It has been 24 years since British scientists cloned Dolly the sheep, and now Brexit is about to give rise to an entirely different type of cloning. The Brexit withdrawal agreement officially ended the United Kingdom's membership of the European Union on January 31, 2020, and provides for a transition period that ends on December 31, 2020. Industrial design owners should be aware of the resulting changes that come into effect in the New Year.
Industrial design protection may be obtained in Europe by filing a single Community design application. Such applications are handled by the European Union Intellectual Property Office (EUIPO) in Alicante, Spain, which conducts examination and issues registrations. EUIPO is also responsible for registering European Union trademarks. Currently, a registered Community design confers exclusive protection across 28 member states, including the United Kingdom, with a term of up to 25 years subject to the payment of renewal fees every 5 years.
Beginning January 1, 2021, applications for registered Community designs will no longer provide protection in the UK. Protection in the UK will require a separate application filed with and examined by the United Kingdom Intellectual Property Office (UKIPO).
For Community design registrations already granted by December 31, 2020, UKIPO will automatically "clone" such existing registrations, allowing protection to continue in the UK. The UK cloned registration will give the owner equivalent rights, keeping the original filing and priority dates. There will be no cost and no paperwork needs to be filed for the initial registration.

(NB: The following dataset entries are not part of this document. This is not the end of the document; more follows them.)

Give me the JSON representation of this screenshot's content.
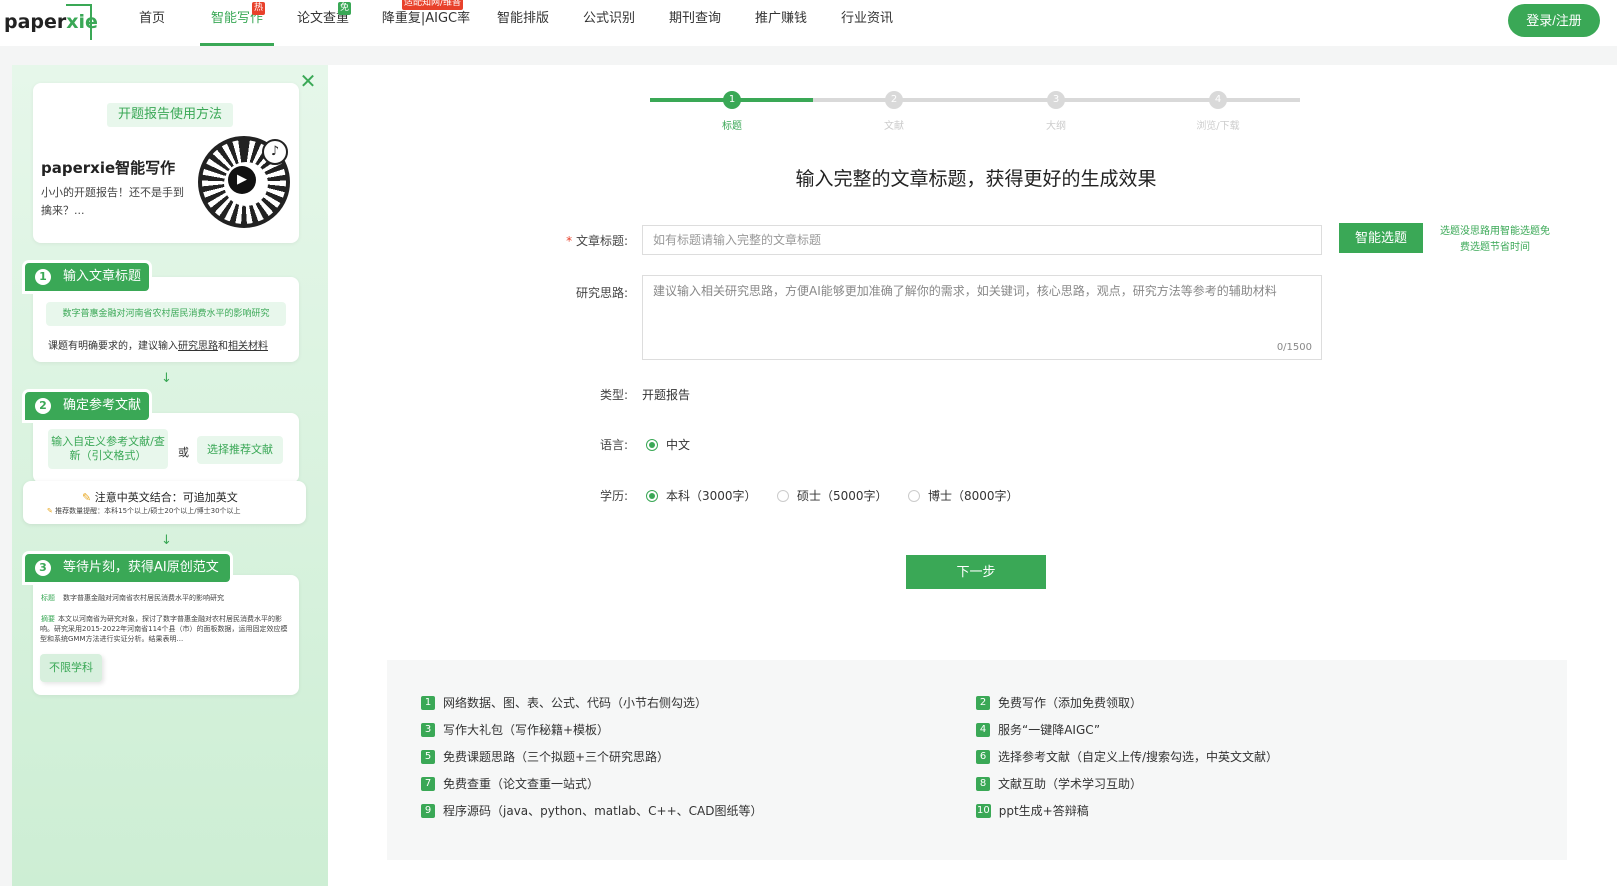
{
  "header": {
    "logo_prefix": "paper",
    "logo_suffix": "xie",
    "nav": [
      {
        "label": "首页",
        "badge": ""
      },
      {
        "label": "智能写作",
        "badge": "热"
      },
      {
        "label": "论文查重",
        "badge": "免"
      },
      {
        "label": "降重复|AIGC率",
        "badge": "适配知网/维普"
      },
      {
        "label": "智能排版",
        "badge": ""
      },
      {
        "label": "公式识别",
        "badge": ""
      },
      {
        "label": "期刊查询",
        "badge": ""
      },
      {
        "label": "推广赚钱",
        "badge": ""
      },
      {
        "label": "行业资讯",
        "badge": ""
      }
    ],
    "login_label": "登录/注册"
  },
  "guide": {
    "howto_label": "开题报告使用方法",
    "brand_title": "paperxie智能写作",
    "brand_desc": "小小的开题报告！还不是手到擒来？...",
    "step1": {
      "num": "1",
      "label": "输入文章标题",
      "example": "数字普惠金融对河南省农村居民消费水平的影响研究",
      "hint_prefix": "课题有明确要求的，建议输入",
      "hint_link1": "研究思路",
      "hint_mid": "和",
      "hint_link2": "相关材料"
    },
    "step2": {
      "num": "2",
      "label": "确定参考文献",
      "option1": "输入自定义参考文献/查新（引文格式）",
      "or": "或",
      "option2": "选择推荐文献",
      "note_main": "注意中英文结合：可追加英文",
      "note_sub": "推荐数量提醒：本科15个以上/硕士20个以上/博士30个以上"
    },
    "step3": {
      "num": "3",
      "label": "等待片刻，获得AI原创范文",
      "sample_title_tag": "标题",
      "sample_title": "数字普惠金融对河南省农村居民消费水平的影响研究",
      "sample_abstract_tag": "摘要",
      "sample_abstract": "本文以河南省为研究对象，探讨了数字普惠金融对农村居民消费水平的影响。研究采用2015-2022年河南省114个县（市）的面板数据，运用固定效应模型和系统GMM方法进行实证分析。结果表明...",
      "subject_label": "不限学科"
    }
  },
  "steps": [
    {
      "num": "1",
      "label": "标题",
      "active": true
    },
    {
      "num": "2",
      "label": "文献",
      "active": false
    },
    {
      "num": "3",
      "label": "大纲",
      "active": false
    },
    {
      "num": "4",
      "label": "浏览/下载",
      "active": false
    }
  ],
  "progress": 0.25,
  "form": {
    "heading": "输入完整的文章标题，获得更好的生成效果",
    "title_label": "文章标题:",
    "title_required_mark": "*",
    "title_placeholder": "如有标题请输入完整的文章标题",
    "title_value": "",
    "smart_button": "智能选题",
    "smart_tip": "选题没思路用智能选题免费选题节省时间",
    "idea_label": "研究思路:",
    "idea_placeholder": "建议输入相关研究思路，方便AI能够更加准确了解你的需求，如关键词，核心思路，观点，研究方法等参考的辅助材料",
    "idea_value": "",
    "char_count": "0/1500",
    "type_label": "类型:",
    "type_value": "开题报告",
    "lang_label": "语言:",
    "lang_options": [
      {
        "label": "中文",
        "checked": true
      }
    ],
    "degree_label": "学历:",
    "degree_options": [
      {
        "label": "本科（3000字）",
        "checked": true
      },
      {
        "label": "硕士（5000字）",
        "checked": false
      },
      {
        "label": "博士（8000字）",
        "checked": false
      }
    ],
    "next_button": "下一步"
  },
  "benefits": [
    {
      "num": "1",
      "text": "网络数据、图、表、公式、代码（小节右侧勾选）"
    },
    {
      "num": "2",
      "text": "免费写作（添加免费领取）"
    },
    {
      "num": "3",
      "text": "写作大礼包（写作秘籍+模板）"
    },
    {
      "num": "4",
      "text": "服务“一键降AIGC”"
    },
    {
      "num": "5",
      "text": "免费课题思路（三个拟题+三个研究思路）"
    },
    {
      "num": "6",
      "text": "选择参考文献（自定义上传/搜索勾选，中英文文献）"
    },
    {
      "num": "7",
      "text": "免费查重（论文查重一站式）"
    },
    {
      "num": "8",
      "text": "文献互助（学术学习互助）"
    },
    {
      "num": "9",
      "text": "程序源码（java、python、matlab、C++、CAD图纸等）"
    },
    {
      "num": "10",
      "text": "ppt生成+答辩稿"
    }
  ],
  "colors": {
    "accent": "#3aa856",
    "hot": "#e8412b"
  }
}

For Community design applications filed by December 31, 2020 but not yet granted, the application will need to be refiled with UKIPO by September 30, 2021 in order to clone the application for the UK and thereby maintain the relevant filing/priority dates.
Renewal fees must be paid separately to UKIPO for the cloned rights, and renewal dates may vary slightly between the European registrations and the UK cloned registrations.
Subject to some restrictions, it will be possible for owners to "opt out" of receiving a corresponding UK right. As an alternative to opting out, Community design registration owners can simply allow their UK cloned rights to register automatically and subsequently lapse for non-payment of the first renewal so no costs are incurred.
Brexit will also modify Europe's unregistered design rights. Currently, unregistered design rights can arise automatically upon disclosure of the design anywhere in the UK or EU, with a term of three years. Designs disclosed prior to the end of the transition period will still be entitled to such protection. Beginning January 1, 2021, designs disclosed in the UK will continue to establish unregistered rights in the UK but not in the EU, and the corollary is that designs disclosed in the EU will establish unregistered rights in the EU but not in the UK. This creates potential problems if disclosure in one jurisdiction becomes "prior art" for the other, and companies therefore need to be mindful deciding when and where to first disclose a new design.
Similar changes are going to affect European Union trademarks beginning January 1, 2021, which will be valid in EU member states only and will no longer cover the UK, as reported here and here. In contrast, the European Patent Convention (EPC) is separate and distinct from the European Union, and the UK will remain a signatory state of the EPC. Brexit will not affect the European Patent Office and European patents/applications in any way. However, the UK's participation in the EU's contemplated Unified Patent Court is now in question.
As usual, it is recommended that applicants looking to obtain or maintain design protection seek professional advice. It would be prudent for all businesses with an interest in European designs to review their existing rights and plans for new designs and ensure that, after the transition, appropriate protections are in place in both the UK and Europe.
The content of this article is intended to provide a general guide to the subject matter. Specialist advice should be sought about your specific circumstances.